Woodseats Medical Centre

Overdoses – Recognising symptoms and how to respond appropriately

Public Service Announcement – Potent synthetic opioids implicated in heroin overdoses and deaths

In the past 8 weeks, there have been an elevated number of overdoses (with some deaths) in people who use drugs primarily, but not limited to heroin. However, adulterated heroin is not the only risk – there have been findings of potent synthetic opioids in fake oxycodone tablets, and less commonly in fake or ‘street’ benzodiazepines (such as Diazepam) and in synthetic cannabinoids (such as ‘Spice’).

There is an increased possibility of overdose arising from ‘heroin’ containing synthetic opioids, being able to recognise possible symptoms of overdose and respond appropriately is crucial. The GOV.UK website has the following guidance prepared:

Drug supplies change, best test first

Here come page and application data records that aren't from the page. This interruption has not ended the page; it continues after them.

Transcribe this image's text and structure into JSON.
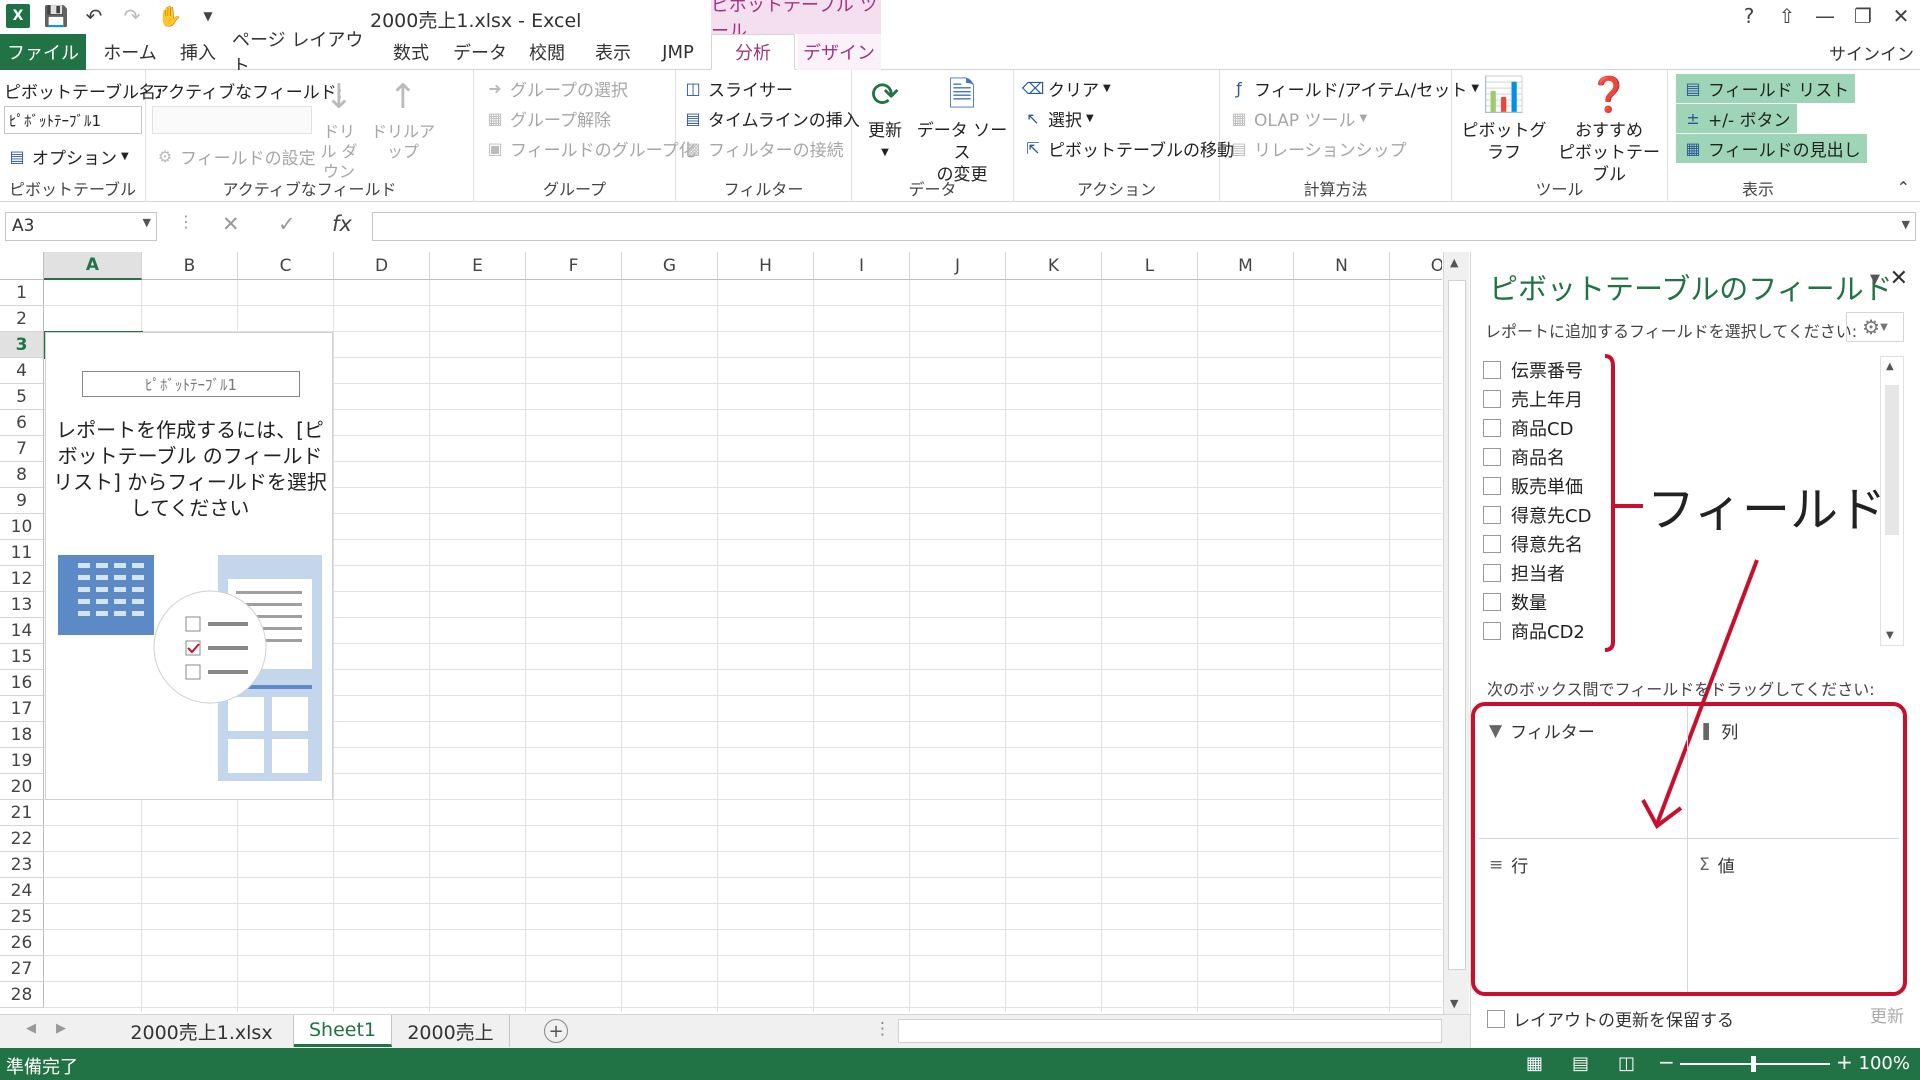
{
  "title_bar": {
    "doc_title": "2000売上1.xlsx - Excel",
    "contextual_tools": "ピボットテーブル ツール",
    "help": "?",
    "sign_in": "サインイン"
  },
  "tabs": {
    "file": "ファイル",
    "home": "ホーム",
    "insert": "挿入",
    "page_layout": "ページ レイアウト",
    "formulas": "数式",
    "data": "データ",
    "review": "校閲",
    "view": "表示",
    "jmp": "JMP",
    "analyze": "分析",
    "design": "デザイン"
  },
  "ribbon": {
    "pivottable": {
      "name_label": "ピボットテーブル名:",
      "name_value": "ﾋﾟﾎﾞｯﾄﾃｰﾌﾞﾙ1",
      "options": "オプション",
      "group": "ピボットテーブル"
    },
    "active_field": {
      "label": "アクティブなフィールド:",
      "field_settings": "フィールドの設定",
      "drill_down": "ドリル ダウン",
      "drill_up": "ドリルアップ",
      "group": "アクティブなフィールド"
    },
    "group_grp": {
      "group_selection": "グループの選択",
      "ungroup": "グループ解除",
      "group_field": "フィールドのグループ化",
      "group": "グループ"
    },
    "filter": {
      "slicer": "スライサー",
      "timeline": "タイムラインの挿入",
      "filter_connections": "フィルターの接続",
      "group": "フィルター"
    },
    "data": {
      "refresh": "更新",
      "change_source_1": "データ ソース",
      "change_source_2": "の変更",
      "group": "データ"
    },
    "actions": {
      "clear": "クリア",
      "select": "選択",
      "move": "ピボットテーブルの移動",
      "group": "アクション"
    },
    "calculations": {
      "fields_items": "フィールド/アイテム/セット",
      "olap": "OLAP ツール",
      "relationships": "リレーションシップ",
      "group": "計算方法"
    },
    "tools": {
      "pivotchart": "ピボットグラフ",
      "recommended_1": "おすすめ",
      "recommended_2": "ピボットテーブル",
      "group": "ツール"
    },
    "show": {
      "field_list": "フィールド リスト",
      "buttons": "+/- ボタン",
      "headers": "フィールドの見出し",
      "group": "表示"
    }
  },
  "formula_bar": {
    "name_box": "A3",
    "fx": "fx"
  },
  "grid": {
    "columns": [
      "A",
      "B",
      "C",
      "D",
      "E",
      "F",
      "G",
      "H",
      "I",
      "J",
      "K",
      "L",
      "M",
      "N",
      "O"
    ],
    "rows": [
      "1",
      "2",
      "3",
      "4",
      "5",
      "6",
      "7",
      "8",
      "9",
      "10",
      "11",
      "12",
      "13",
      "14",
      "15",
      "16",
      "17",
      "18",
      "19",
      "20",
      "21",
      "22",
      "23",
      "24",
      "25",
      "26",
      "27",
      "28"
    ],
    "placeholder_name": "ﾋﾟﾎﾞｯﾄﾃｰﾌﾞﾙ1",
    "placeholder_text": "レポートを作成するには、[ピボットテーブル のフィールド リスト] からフィールドを選択してください"
  },
  "sheets": [
    "2000売上1.xlsx",
    "Sheet1",
    "2000売上"
  ],
  "pane": {
    "title": "ピボットテーブルのフィールド",
    "subtitle": "レポートに追加するフィールドを選択してください:",
    "fields": [
      "伝票番号",
      "売上年月",
      "商品CD",
      "商品名",
      "販売単価",
      "得意先CD",
      "得意先名",
      "担当者",
      "数量",
      "商品CD2"
    ],
    "drag_hint": "次のボックス間でフィールドをドラッグしてください:",
    "areas": {
      "filters": "フィルター",
      "columns": "列",
      "rows": "行",
      "values": "値"
    },
    "annotation": "フィールド",
    "defer": "レイアウトの更新を保留する",
    "update": "更新"
  },
  "status": {
    "ready": "準備完了",
    "zoom": "100%"
  },
  "colors": {
    "excel_green": "#217346",
    "pivot_accent": "#a4347f",
    "annotation_red": "#c8102e"
  }
}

  • what’s in your drugs can change frequently and your dealer doesn’t always know what’s in them or how powerful they may be
  • best start with a small amount or inject slowly to test the effect

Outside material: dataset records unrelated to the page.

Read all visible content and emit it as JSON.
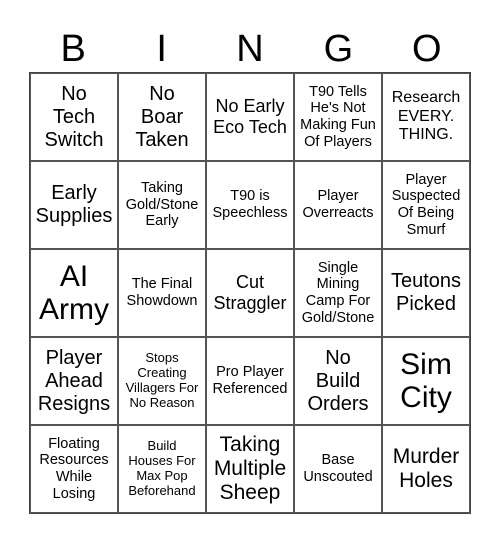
{
  "header": [
    "B",
    "I",
    "N",
    "G",
    "O"
  ],
  "cells": [
    "No\nTech\nSwitch",
    "No\nBoar\nTaken",
    "No Early\nEco Tech",
    "T90 Tells\nHe's Not\nMaking Fun\nOf Players",
    "Research\nEVERY.\nTHING.",
    "Early\nSupplies",
    "Taking\nGold/Stone\nEarly",
    "T90 is\nSpeechless",
    "Player\nOverreacts",
    "Player\nSuspected\nOf Being\nSmurf",
    "AI\nArmy",
    "The Final\nShowdown",
    "Cut\nStraggler",
    "Single\nMining\nCamp For\nGold/Stone",
    "Teutons\nPicked",
    "Player\nAhead\nResigns",
    "Stops\nCreating\nVillagers For\nNo Reason",
    "Pro Player\nReferenced",
    "No\nBuild\nOrders",
    "Sim\nCity",
    "Floating\nResources\nWhile\nLosing",
    "Build\nHouses For\nMax Pop\nBeforehand",
    "Taking\nMultiple\nSheep",
    "Base\nUnscouted",
    "Murder\nHoles"
  ]
}
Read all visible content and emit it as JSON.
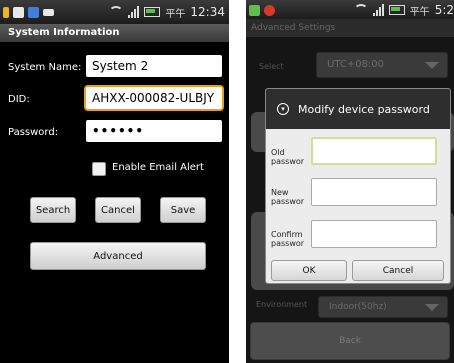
{
  "left_screen": {
    "status_bar": {
      "time": "12:34",
      "carrier_glyph": "平午",
      "icon_colors": [
        "#f0b418",
        "#e8e8e8",
        "#3f7fe0",
        "#e8e8e8"
      ]
    },
    "title": "System Information",
    "system_name": {
      "label": "System Name:",
      "value": "System 2"
    },
    "did": {
      "label": "DID:",
      "value": "AHXX-000082-ULBJY"
    },
    "password": {
      "label": "Password:",
      "value": "••••••"
    },
    "email_alert": {
      "label": "Enable Email Alert",
      "checked": false
    },
    "buttons": {
      "search": "Search",
      "cancel": "Cancel",
      "save": "Save",
      "advanced": "Advanced"
    }
  },
  "right_screen": {
    "status_bar": {
      "time": "5:2",
      "carrier_glyph": "平午"
    },
    "title": "Advanced Settings",
    "select": {
      "label": "Select",
      "value": "UTC+08:00"
    },
    "environment": {
      "label": "Environment",
      "value": "Indoor(50hz)"
    },
    "back_label": "Back",
    "dialog": {
      "title": "Modify device password",
      "old_label": "Old passwor",
      "new_label": "New passwor",
      "confirm_label": "Confirm passwor",
      "ok_label": "OK",
      "cancel_label": "Cancel"
    }
  },
  "colors": {
    "focus_orange": "#f29a1b",
    "dialog_focus": "#cfe09a",
    "battery_green": "#5cc04a"
  }
}
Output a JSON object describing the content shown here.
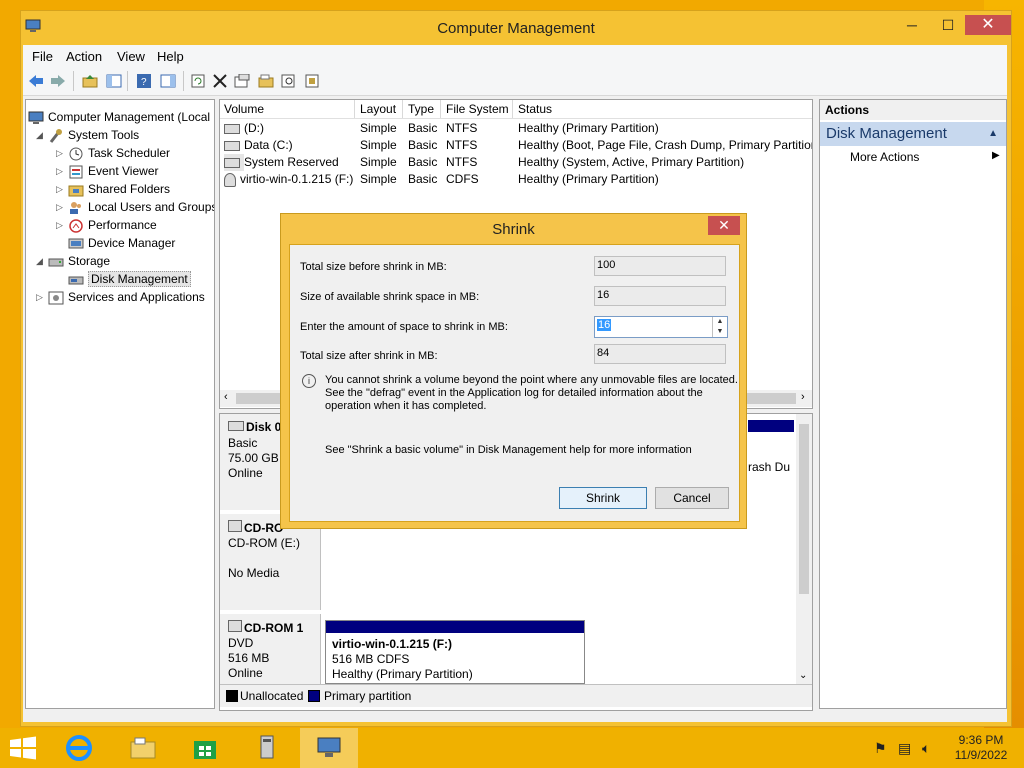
{
  "window": {
    "title": "Computer Management",
    "min": "─",
    "max": "☐",
    "close": "✕"
  },
  "menu": [
    "File",
    "Action",
    "View",
    "Help"
  ],
  "tree": {
    "root": "Computer Management (Local",
    "system_tools": "System Tools",
    "task_scheduler": "Task Scheduler",
    "event_viewer": "Event Viewer",
    "shared_folders": "Shared Folders",
    "local_users": "Local Users and Groups",
    "performance": "Performance",
    "device_manager": "Device Manager",
    "storage": "Storage",
    "disk_management": "Disk Management",
    "services": "Services and Applications"
  },
  "list": {
    "columns": [
      "Volume",
      "Layout",
      "Type",
      "File System",
      "Status"
    ],
    "rows": [
      {
        "volume": "(D:)",
        "layout": "Simple",
        "type": "Basic",
        "fs": "NTFS",
        "status": "Healthy (Primary Partition)"
      },
      {
        "volume": "Data (C:)",
        "layout": "Simple",
        "type": "Basic",
        "fs": "NTFS",
        "status": "Healthy (Boot, Page File, Crash Dump, Primary Partition"
      },
      {
        "volume": "System Reserved",
        "layout": "Simple",
        "type": "Basic",
        "fs": "NTFS",
        "status": "Healthy (System, Active, Primary Partition)"
      },
      {
        "volume": "virtio-win-0.1.215 (F:)",
        "layout": "Simple",
        "type": "Basic",
        "fs": "CDFS",
        "status": "Healthy (Primary Partition)"
      }
    ]
  },
  "disks": {
    "disk0": {
      "name": "Disk 0",
      "type": "Basic",
      "size": "75.00 GB",
      "state": "Online",
      "clip": "rash Du"
    },
    "cdrom0": {
      "name": "CD-RO",
      "line2": "CD-ROM (E:)",
      "line3": "No Media"
    },
    "cdrom1": {
      "name": "CD-ROM 1",
      "type": "DVD",
      "size": "516 MB",
      "state": "Online",
      "volume": "virtio-win-0.1.215  (F:)",
      "vsize": "516 MB CDFS",
      "vstatus": "Healthy (Primary Partition)"
    },
    "legend_unalloc": "Unallocated",
    "legend_primary": "Primary partition"
  },
  "actions": {
    "header": "Actions",
    "section": "Disk Management",
    "more": "More Actions"
  },
  "dialog": {
    "title": "Shrink",
    "close": "✕",
    "total_before_label": "Total size before shrink in MB:",
    "total_before": "100",
    "available_label": "Size of available shrink space in MB:",
    "available": "16",
    "enter_label": "Enter the amount of space to shrink in MB:",
    "enter_value": "16",
    "after_label": "Total size after shrink in MB:",
    "after": "84",
    "info1": "You cannot shrink a volume beyond the point where any unmovable files are located.",
    "info2": "See the \"defrag\" event in the Application log for detailed information about the",
    "info3": "operation when it has completed.",
    "help": "See \"Shrink a basic volume\" in Disk Management help for more information",
    "shrink_btn": "Shrink",
    "cancel_btn": "Cancel"
  },
  "clock": {
    "time": "9:36 PM",
    "date": "11/9/2022"
  },
  "colors": {
    "primary_partition": "#00007f",
    "unallocated": "#000000"
  }
}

Look out for your mates

If possible, use with your mates. Using alone is much more risky as there is no one to look out for you if you overdose.

Look out for the signs of overdose

An overdose won’t always look the same but some of the signs to look out for are:

  • falling unconscious
  • very light shallow breathing or no breathing
  • loud raspy ‘snoring’ or gurgling
  • blue or pale lips or fingertips

If any symptoms are present, call 999 for an ambulance immediately

Naloxone – get it, carry it, use it

The main messages for giving someone naloxone are:

  • if someone overdoses act fast, don’t wait to see if they will recover – you could save their life
  • remember, call an ambulance immediately
  • check the person is breathing
  • put them in the recovery position: on their side with their head resting on their arm
  • give them naloxone as soon as possible

Getting into drug treatment reduces your risk of dying from an overdose